The rain started as we got in line to enter the museum. I was so surprised by the sudden shower, that when someone approached me offering an umbrella, I gratefully reached out to accept, not realizing he wanted five euros for it. Silly me, but I have to give these guys credit for capitalizing on oblivious tourists.
I purchased our tickets online which provided entry into both the Musee D'Orsay and the Musee de l'Orangerie. This got us inside the beautifully refurbished train station turned museum much quicker. On the first two floors, is a comprehensive exhibit of famous sculptures, including Auguste Rodin's interpretation of the Gates of Hell from Dante's Inferno. Creepy, but awesome!
I am always so amazed by the work that sculptors are capable of. One of my favorite scenes in Pride and Prejudice (2005) is when Liz visits Pemberley and tours the house museum, because duh, don't you have a museum in your house? Actually I do, and it features the lost treasures of a Goodwill scavenger and HGTV addict, aka Mom. However, you will not find the Veiled Vestal Virgin (Raffaelle Monti, 1846) in my house. I mean how do you make stone appear to be transparent?! Seriously, I want to know...
The D'Orsay is also known for its extensive Impressionist era collection including the works of Van Gogh, Manet, Renoir, and my all time favorite and founder of the French movement Claude Monet. A few of these paintings are on the first few floors, but the best exhibit is all the way at the top.
Here on the 7th floor, we passed through the chic cafe that features the original train bells, and massive clock which looks out over the Louvre, the ferris wheel and the stunning Sacre-Coeur sitting on the hills on Montemarte.
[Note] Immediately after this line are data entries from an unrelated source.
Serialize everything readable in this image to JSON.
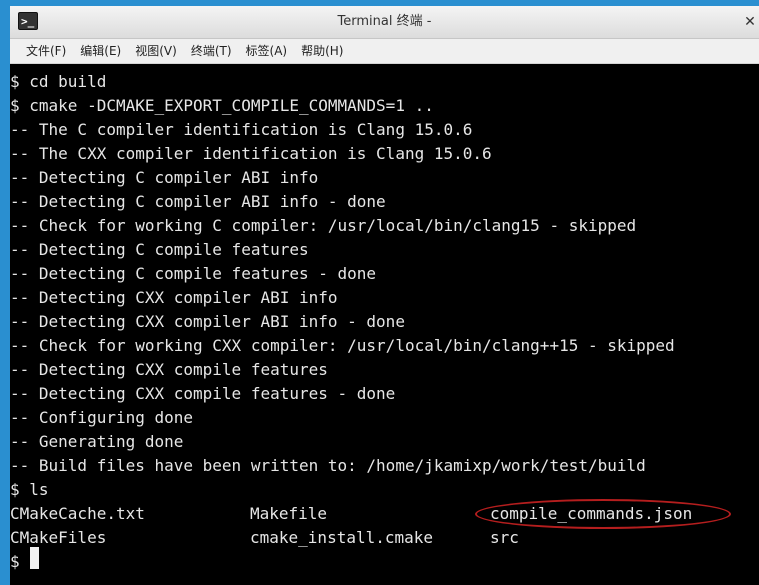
{
  "window": {
    "title": "Terminal 终端 -",
    "app_icon_glyph": ">_",
    "close_glyph": "✕"
  },
  "menu": [
    {
      "label": "文件(F)"
    },
    {
      "label": "编辑(E)"
    },
    {
      "label": "视图(V)"
    },
    {
      "label": "终端(T)"
    },
    {
      "label": "标签(A)"
    },
    {
      "label": "帮助(H)"
    }
  ],
  "terminal": {
    "lines": [
      "$ cd build",
      "$ cmake -DCMAKE_EXPORT_COMPILE_COMMANDS=1 ..",
      "-- The C compiler identification is Clang 15.0.6",
      "-- The CXX compiler identification is Clang 15.0.6",
      "-- Detecting C compiler ABI info",
      "-- Detecting C compiler ABI info - done",
      "-- Check for working C compiler: /usr/local/bin/clang15 - skipped",
      "-- Detecting C compile features",
      "-- Detecting C compile features - done",
      "-- Detecting CXX compiler ABI info",
      "-- Detecting CXX compiler ABI info - done",
      "-- Check for working CXX compiler: /usr/local/bin/clang++15 - skipped",
      "-- Detecting CXX compile features",
      "-- Detecting CXX compile features - done",
      "-- Configuring done",
      "-- Generating done",
      "-- Build files have been written to: /home/jkamixp/work/test/build",
      "$ ls"
    ],
    "ls_rows": [
      [
        "CMakeCache.txt",
        "Makefile",
        "compile_commands.json"
      ],
      [
        "CMakeFiles",
        "cmake_install.cmake",
        "src"
      ]
    ],
    "prompt": "$",
    "highlight_color": "#b51e1e"
  }
}
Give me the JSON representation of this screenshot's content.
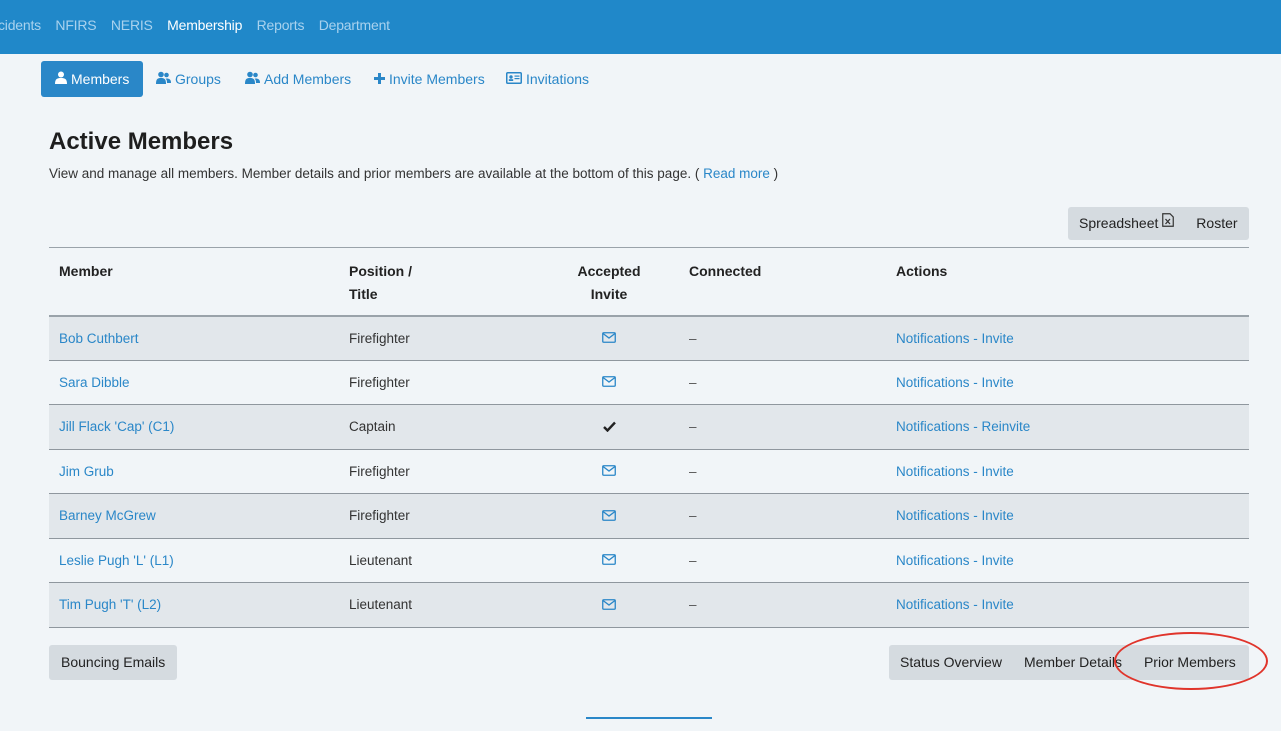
{
  "topnav": {
    "items": [
      "cidents",
      "NFIRS",
      "NERIS",
      "Membership",
      "Reports",
      "Department"
    ],
    "active_index": 3
  },
  "subnav": {
    "members": "Members",
    "groups": "Groups",
    "add_members": "Add Members",
    "invite_members": "Invite Members",
    "invitations": "Invitations"
  },
  "page": {
    "title": "Active Members",
    "intro": "View and manage all members. Member details and prior members are available at the bottom of this page. (",
    "read_more": "Read more",
    "intro_close": ")"
  },
  "export": {
    "spreadsheet": "Spreadsheet",
    "roster": "Roster"
  },
  "table": {
    "headers": {
      "member": "Member",
      "position_line1": "Position /",
      "position_line2": "Title",
      "accepted_line1": "Accepted",
      "accepted_line2": "Invite",
      "connected": "Connected",
      "actions": "Actions"
    },
    "rows": [
      {
        "name": "Bob Cuthbert",
        "position": "Firefighter",
        "accepted": "envelope",
        "connected": "–",
        "actions": "Notifications - Invite"
      },
      {
        "name": "Sara Dibble",
        "position": "Firefighter",
        "accepted": "envelope",
        "connected": "–",
        "actions": "Notifications - Invite"
      },
      {
        "name": "Jill Flack 'Cap' (C1)",
        "position": "Captain",
        "accepted": "check",
        "connected": "–",
        "actions": "Notifications - Reinvite"
      },
      {
        "name": "Jim Grub",
        "position": "Firefighter",
        "accepted": "envelope",
        "connected": "–",
        "actions": "Notifications - Invite"
      },
      {
        "name": "Barney McGrew",
        "position": "Firefighter",
        "accepted": "envelope",
        "connected": "–",
        "actions": "Notifications - Invite"
      },
      {
        "name": "Leslie Pugh 'L' (L1)",
        "position": "Lieutenant",
        "accepted": "envelope",
        "connected": "–",
        "actions": "Notifications - Invite"
      },
      {
        "name": "Tim Pugh 'T' (L2)",
        "position": "Lieutenant",
        "accepted": "envelope",
        "connected": "–",
        "actions": "Notifications - Invite"
      }
    ]
  },
  "footer": {
    "bouncing_emails": "Bouncing Emails",
    "status_overview": "Status Overview",
    "member_details": "Member Details",
    "prior_members": "Prior Members"
  },
  "colors": {
    "topbar": "#2088c9",
    "accent": "#2a87c8",
    "annotation": "#e0342b"
  }
}
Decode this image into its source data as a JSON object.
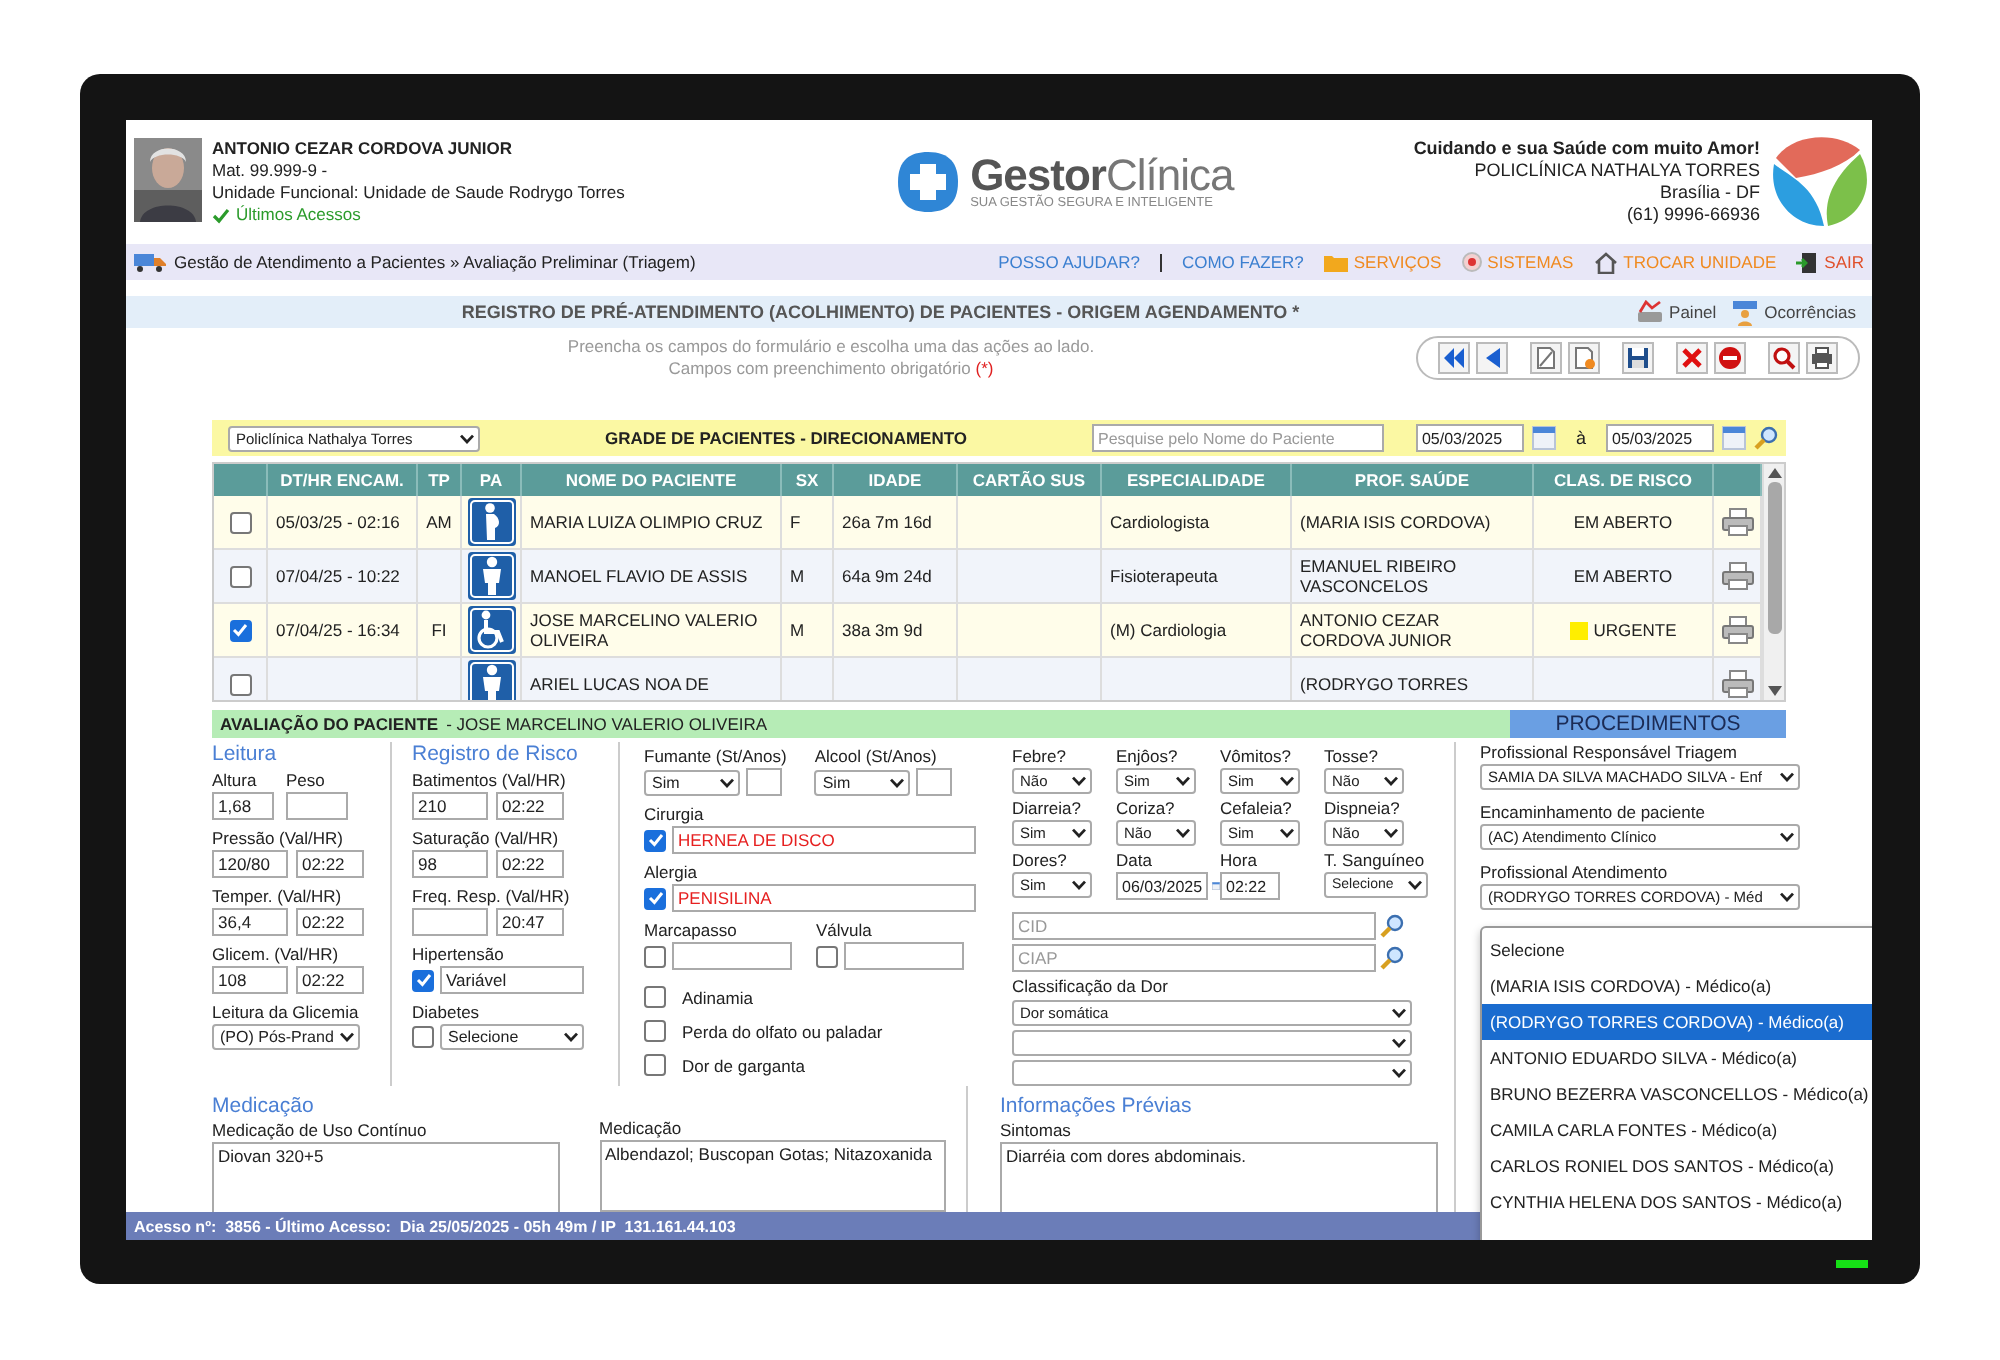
{
  "user": {
    "name": "ANTONIO CEZAR CORDOVA JUNIOR",
    "registration": "Mat. 99.999-9  -",
    "unit": "Unidade Funcional: Unidade de Saude Rodrygo Torres",
    "recent_link": "Últimos Acessos"
  },
  "logo": {
    "brand": "Gestor",
    "brand_light": "Clínica",
    "tagline": "SUA GESTÃO SEGURA E INTELIGENTE"
  },
  "clinic": {
    "slogan": "Cuidando e sua Saúde com muito Amor!",
    "name": "POLICLÍNICA NATHALYA TORRES",
    "city": "Brasília - DF",
    "phone": "(61) 9996-66936"
  },
  "breadcrumb": "Gestão de Atendimento a Pacientes » Avaliação Preliminar (Triagem)",
  "nav_links": [
    {
      "label": "POSSO AJUDAR?",
      "kind": "help"
    },
    {
      "label": "COMO FAZER?",
      "kind": "howto"
    },
    {
      "label": "SERVIÇOS",
      "kind": "services"
    },
    {
      "label": "SISTEMAS",
      "kind": "systems"
    },
    {
      "label": "TROCAR UNIDADE",
      "kind": "switch"
    },
    {
      "label": "SAIR",
      "kind": "exit"
    }
  ],
  "page_title": "REGISTRO DE PRÉ-ATENDIMENTO (ACOLHIMENTO) DE PACIENTES - ORIGEM AGENDAMENTO *",
  "title_links": [
    {
      "label": "Painel",
      "kind": "panel"
    },
    {
      "label": "Ocorrências",
      "kind": "occurrences"
    }
  ],
  "instructions": {
    "text": "Preencha os campos do formulário e escolha uma das ações ao lado.",
    "required_note": "Campos com preenchimento obrigatório",
    "required_mark": "(*)"
  },
  "filter": {
    "unit": "Policlínica Nathalya Torres",
    "title": "GRADE DE PACIENTES - DIRECIONAMENTO",
    "search_placeholder": "Pesquise pelo Nome do Paciente",
    "date_from": "05/03/2025",
    "date_separator": "à",
    "date_to": "05/03/2025"
  },
  "table": {
    "columns": [
      "DT/HR ENCAM.",
      "TP",
      "PA",
      "NOME DO PACIENTE",
      "SX",
      "IDADE",
      "CARTÃO SUS",
      "ESPECIALIDADE",
      "PROF. SAÚDE",
      "CLAS. DE RISCO"
    ],
    "rows": [
      {
        "checked": false,
        "datetime": "05/03/25 - 02:16",
        "type": "AM",
        "kind": "pregnant",
        "name": "MARIA LUIZA OLIMPIO CRUZ",
        "sex": "F",
        "age": "26a 7m 16d",
        "specialty": "Cardiologista",
        "professional": "(MARIA ISIS CORDOVA)",
        "risk": "EM ABERTO"
      },
      {
        "checked": false,
        "datetime": "07/04/25 - 10:22",
        "kind": "person",
        "name": "MANOEL FLAVIO DE ASSIS",
        "sex": "M",
        "age": "64a 9m 24d",
        "specialty": "Fisioterapeuta",
        "professional": "EMANUEL RIBEIRO VASCONCELOS",
        "risk": "EM ABERTO"
      },
      {
        "checked": true,
        "datetime": "07/04/25 - 16:34",
        "type": "FI",
        "kind": "wheelchair",
        "name": "JOSE MARCELINO VALERIO OLIVEIRA",
        "sex": "M",
        "age": "38a 3m 9d",
        "specialty": "(M) Cardiologia",
        "professional": "ANTONIO CEZAR CORDOVA JUNIOR",
        "risk": "URGENTE",
        "color": "#ffee00"
      },
      {
        "checked": false,
        "kind": "person",
        "name": "ARIEL LUCAS NOA DE",
        "professional": "(RODRYGO TORRES"
      }
    ]
  },
  "evaluation": {
    "title": "AVALIAÇÃO DO PACIENTE",
    "patient": "- JOSE MARCELINO VALERIO OLIVEIRA",
    "tab": "PROCEDIMENTOS"
  },
  "reading": {
    "heading": "Leitura",
    "fields": [
      {
        "kind": "double",
        "items": [
          {
            "label": "Altura",
            "value": "1,68"
          },
          {
            "label": "Peso"
          }
        ]
      },
      {
        "kind": "pair",
        "label": "Pressão (Val/HR)",
        "value": "120/80",
        "time": "02:22"
      },
      {
        "kind": "pair",
        "label": "Temper. (Val/HR)",
        "value": "36,4",
        "time": "02:22"
      },
      {
        "kind": "pair",
        "label": "Glicem. (Val/HR)",
        "value": "108",
        "time": "02:22"
      },
      {
        "kind": "select",
        "label": "Leitura da Glicemia",
        "value": "(PO) Pós-Prand"
      }
    ]
  },
  "risk": {
    "heading": "Registro de Risco",
    "fields": [
      {
        "kind": "pair",
        "label": "Batimentos (Val/HR)",
        "value": "210",
        "time": "02:22"
      },
      {
        "kind": "pair",
        "label": "Saturação (Val/HR)",
        "value": "98",
        "time": "02:22"
      },
      {
        "kind": "pair",
        "label": "Freq. Resp. (Val/HR)",
        "time": "20:47"
      },
      {
        "kind": "check_input",
        "label": "Hipertensão",
        "checked": true,
        "value": "Variável"
      },
      {
        "kind": "check_select",
        "label": "Diabetes",
        "checked": false,
        "value": "Selecione"
      }
    ]
  },
  "history": {
    "habits": [
      {
        "label": "Fumante (St/Anos)",
        "value": "Sim"
      },
      {
        "label": "Alcool (St/Anos)",
        "value": "Sim"
      }
    ],
    "conditions": [
      {
        "label": "Cirurgia",
        "checked": true,
        "value": "HERNEA DE DISCO"
      },
      {
        "label": "Alergia",
        "checked": true,
        "value": "PENISILINA"
      }
    ],
    "devices": [
      {
        "label": "Marcapasso",
        "checked": false
      },
      {
        "label": "Válvula",
        "checked": false
      }
    ],
    "checks": [
      {
        "label": "Adinamia",
        "checked": false
      },
      {
        "label": "Perda do olfato ou paladar",
        "checked": false
      },
      {
        "label": "Dor de garganta",
        "checked": false
      }
    ]
  },
  "symptoms": {
    "items": [
      {
        "label": "Febre?",
        "value": "Não"
      },
      {
        "label": "Enjôos?",
        "value": "Sim"
      },
      {
        "label": "Vômitos?",
        "value": "Sim"
      },
      {
        "label": "Tosse?",
        "value": "Não"
      },
      {
        "label": "Diarreia?",
        "value": "Sim"
      },
      {
        "label": "Coriza?",
        "value": "Não"
      },
      {
        "label": "Cefaleia?",
        "value": "Sim"
      },
      {
        "label": "Dispneia?",
        "value": "Não"
      }
    ],
    "pain": {
      "label": "Dores?",
      "value": "Sim"
    },
    "date": {
      "label": "Data",
      "value": "06/03/2025"
    },
    "time": {
      "label": "Hora",
      "value": "02:22"
    },
    "blood": {
      "label": "T. Sanguíneo",
      "value": "Selecione"
    },
    "cid_placeholder": "CID",
    "ciap_placeholder": "CIAP",
    "pain_class": {
      "label": "Classificação da Dor",
      "value": "Dor somática"
    }
  },
  "assignment": {
    "fields": [
      {
        "label": "Profissional Responsável Triagem",
        "value": "SAMIA DA SILVA MACHADO SILVA - Enf"
      },
      {
        "label": "Encaminhamento de paciente",
        "value": "(AC) Atendimento Clínico"
      },
      {
        "label": "Profissional Atendimento",
        "value": "(RODRYGO TORRES CORDOVA) - Méd"
      }
    ],
    "options": [
      {
        "label": "Selecione",
        "selected": false
      },
      {
        "label": "(MARIA ISIS CORDOVA) - Médico(a)",
        "selected": false
      },
      {
        "label": "(RODRYGO TORRES CORDOVA) - Médico(a)",
        "selected": true
      },
      {
        "label": "ANTONIO EDUARDO SILVA - Médico(a)",
        "selected": false
      },
      {
        "label": "BRUNO BEZERRA VASCONCELLOS - Médico(a)",
        "selected": false
      },
      {
        "label": "CAMILA CARLA FONTES - Médico(a)",
        "selected": false
      },
      {
        "label": "CARLOS RONIEL DOS SANTOS - Médico(a)",
        "selected": false
      },
      {
        "label": "CYNTHIA HELENA DOS SANTOS - Médico(a)",
        "selected": false
      }
    ]
  },
  "medication": {
    "heading": "Medicação",
    "continuous": {
      "label": "Medicação de Uso Contínuo",
      "value": "Diovan 320+5"
    },
    "current": {
      "label": "Medicação",
      "value": "Albendazol; Buscopan Gotas; Nitazoxanida"
    }
  },
  "previous_info": {
    "heading": "Informações Prévias",
    "label": "Sintomas",
    "value": "Diarréia com dores abdominais."
  },
  "status_bar": "Acesso nº:  3856 - Último Acesso:  Dia 25/05/2025 - 05h 49m / IP  131.161.44.103"
}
There was a long wait for the cafe and we spent so much time with the sculptures, that it was near closing time anyway.
Past the cafe, we entered an open concept flow of rooms dedicated to these impressionist masterpieces. It is so hard to pick a favorite, but I believe I would have to pick "Woman with a parasol." Like many of his paintings, this one just transports me to a simpler time of just relaxing in beautiful place, letting the sun and coastal breeze wash over me, forgetting the harsh realities of life. Of course, all of his works including "The Artist's Garden at Giverny," "The Water Lilies" at Musee de L'Orangerie, and other works throughout France display his genius use of color to illustrate the light on his subjects at various hours.
I could have stayed all day, but the museum closed and it was time to see the most iconic part of Paris - Tour de Eiffel! We passed the National Assemblee, the Esplanades de Invalides, and the Musee de l'Armee, catching our first glimpse of the Eiffel Tower just outside.
Nearby we stopped at a market for some champagne, a fresh baguette, and then picked up a take-away pizza at restaurant across the street. We made the final trek to the Champ de Mars, the long park in front of tower which is perfect for picnics and people watching.
The Eiffel Tower is definitely amazing. We did not go up to the top this time, but if you choose to, be sure to buy tickets online to save you so much time! Instead, we loved just relaxing over a bottle of champagne in the park watching the other tourists. Feeling full, sleepy, and happy with our first day in Paris, we walked back towards the river to catch the Metro back to Bastille, passing the dinner boats ready to set sail on Seine. We had a night cap in a cafe in Les Marais, then made our way back to our cozy home falling asleep to the sounds of Paris night life.